---- Data for analysis

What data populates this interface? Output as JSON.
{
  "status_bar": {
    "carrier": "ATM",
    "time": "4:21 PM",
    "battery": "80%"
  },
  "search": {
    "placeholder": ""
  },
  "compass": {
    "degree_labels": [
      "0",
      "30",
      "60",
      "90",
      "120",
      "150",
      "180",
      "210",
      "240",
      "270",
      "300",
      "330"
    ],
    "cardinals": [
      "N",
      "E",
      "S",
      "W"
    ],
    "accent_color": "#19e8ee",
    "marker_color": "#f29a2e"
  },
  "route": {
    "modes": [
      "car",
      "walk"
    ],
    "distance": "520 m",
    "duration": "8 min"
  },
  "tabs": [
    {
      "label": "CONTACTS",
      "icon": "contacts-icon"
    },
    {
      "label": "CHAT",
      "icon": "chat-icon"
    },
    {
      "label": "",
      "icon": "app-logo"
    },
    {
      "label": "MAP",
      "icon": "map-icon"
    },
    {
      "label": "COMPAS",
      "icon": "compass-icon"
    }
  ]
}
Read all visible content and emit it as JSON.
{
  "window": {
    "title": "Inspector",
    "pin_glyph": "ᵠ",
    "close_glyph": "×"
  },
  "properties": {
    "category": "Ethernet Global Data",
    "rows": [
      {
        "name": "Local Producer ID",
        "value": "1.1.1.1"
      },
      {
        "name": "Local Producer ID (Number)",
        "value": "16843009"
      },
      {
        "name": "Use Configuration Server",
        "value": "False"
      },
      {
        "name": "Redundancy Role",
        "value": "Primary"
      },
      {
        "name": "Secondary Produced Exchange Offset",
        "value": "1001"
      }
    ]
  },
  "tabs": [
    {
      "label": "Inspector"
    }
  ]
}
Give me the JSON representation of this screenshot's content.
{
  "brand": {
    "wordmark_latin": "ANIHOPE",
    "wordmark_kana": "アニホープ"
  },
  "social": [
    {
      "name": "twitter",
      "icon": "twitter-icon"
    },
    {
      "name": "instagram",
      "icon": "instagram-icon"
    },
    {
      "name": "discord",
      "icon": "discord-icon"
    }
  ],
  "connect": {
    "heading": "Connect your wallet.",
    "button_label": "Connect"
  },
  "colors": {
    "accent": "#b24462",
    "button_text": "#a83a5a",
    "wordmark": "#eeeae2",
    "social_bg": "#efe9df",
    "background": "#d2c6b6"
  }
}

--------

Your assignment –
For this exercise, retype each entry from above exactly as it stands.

Answer to the problem –
What data populates this interface? Output as JSON.
{
  "status_bar": {
    "carrier": "ATM",
    "time": "4:21 PM",
    "battery": "80%"
  },
  "search": {
    "placeholder": ""
  },
  "compass": {
    "degree_labels": [
      "0",
      "30",
      "60",
      "90",
      "120",
      "150",
      "180",
      "210",
      "240",
      "270",
      "300",
      "330"
    ],
    "cardinals": [
      "N",
      "E",
      "S",
      "W"
    ],
    "accent_color": "#19e8ee",
    "marker_color": "#f29a2e"
  },
  "route": {
    "modes": [
      "car",
      "walk"
    ],
    "distance": "520 m",
    "duration": "8 min"
  },
  "tabs": [
    {
      "label": "CONTACTS",
      "icon": "contacts-icon"
    },
    {
      "label": "CHAT",
      "icon": "chat-icon"
    },
    {
      "label": "",
      "icon": "app-logo"
    },
    {
      "label": "MAP",
      "icon": "map-icon"
    },
    {
      "label": "COMPAS",
      "icon": "compass-icon"
    }
  ]
}
Read all visible content and emit it as JSON.
{
  "window": {
    "title": "Inspector",
    "pin_glyph": "ᵠ",
    "close_glyph": "×"
  },
  "properties": {
    "category": "Ethernet Global Data",
    "rows": [
      {
        "name": "Local Producer ID",
        "value": "1.1.1.1"
      },
      {
        "name": "Local Producer ID (Number)",
        "value": "16843009"
      },
      {
        "name": "Use Configuration Server",
        "value": "False"
      },
      {
        "name": "Redundancy Role",
        "value": "Primary"
      },
      {
        "name": "Secondary Produced Exchange Offset",
        "value": "1001"
      }
    ]
  },
  "tabs": [
    {
      "label": "Inspector"
    }
  ]
}
Give me the JSON representation of this screenshot's content.
{
  "brand": {
    "wordmark_latin": "ANIHOPE",
    "wordmark_kana": "アニホープ"
  },
  "social": [
    {
      "name": "twitter",
      "icon": "twitter-icon"
    },
    {
      "name": "instagram",
      "icon": "instagram-icon"
    },
    {
      "name": "discord",
      "icon": "discord-icon"
    }
  ],
  "connect": {
    "heading": "Connect your wallet.",
    "button_label": "Connect"
  },
  "colors": {
    "accent": "#b24462",
    "button_text": "#a83a5a",
    "wordmark": "#eeeae2",
    "social_bg": "#efe9df",
    "background": "#d2c6b6"
  }
}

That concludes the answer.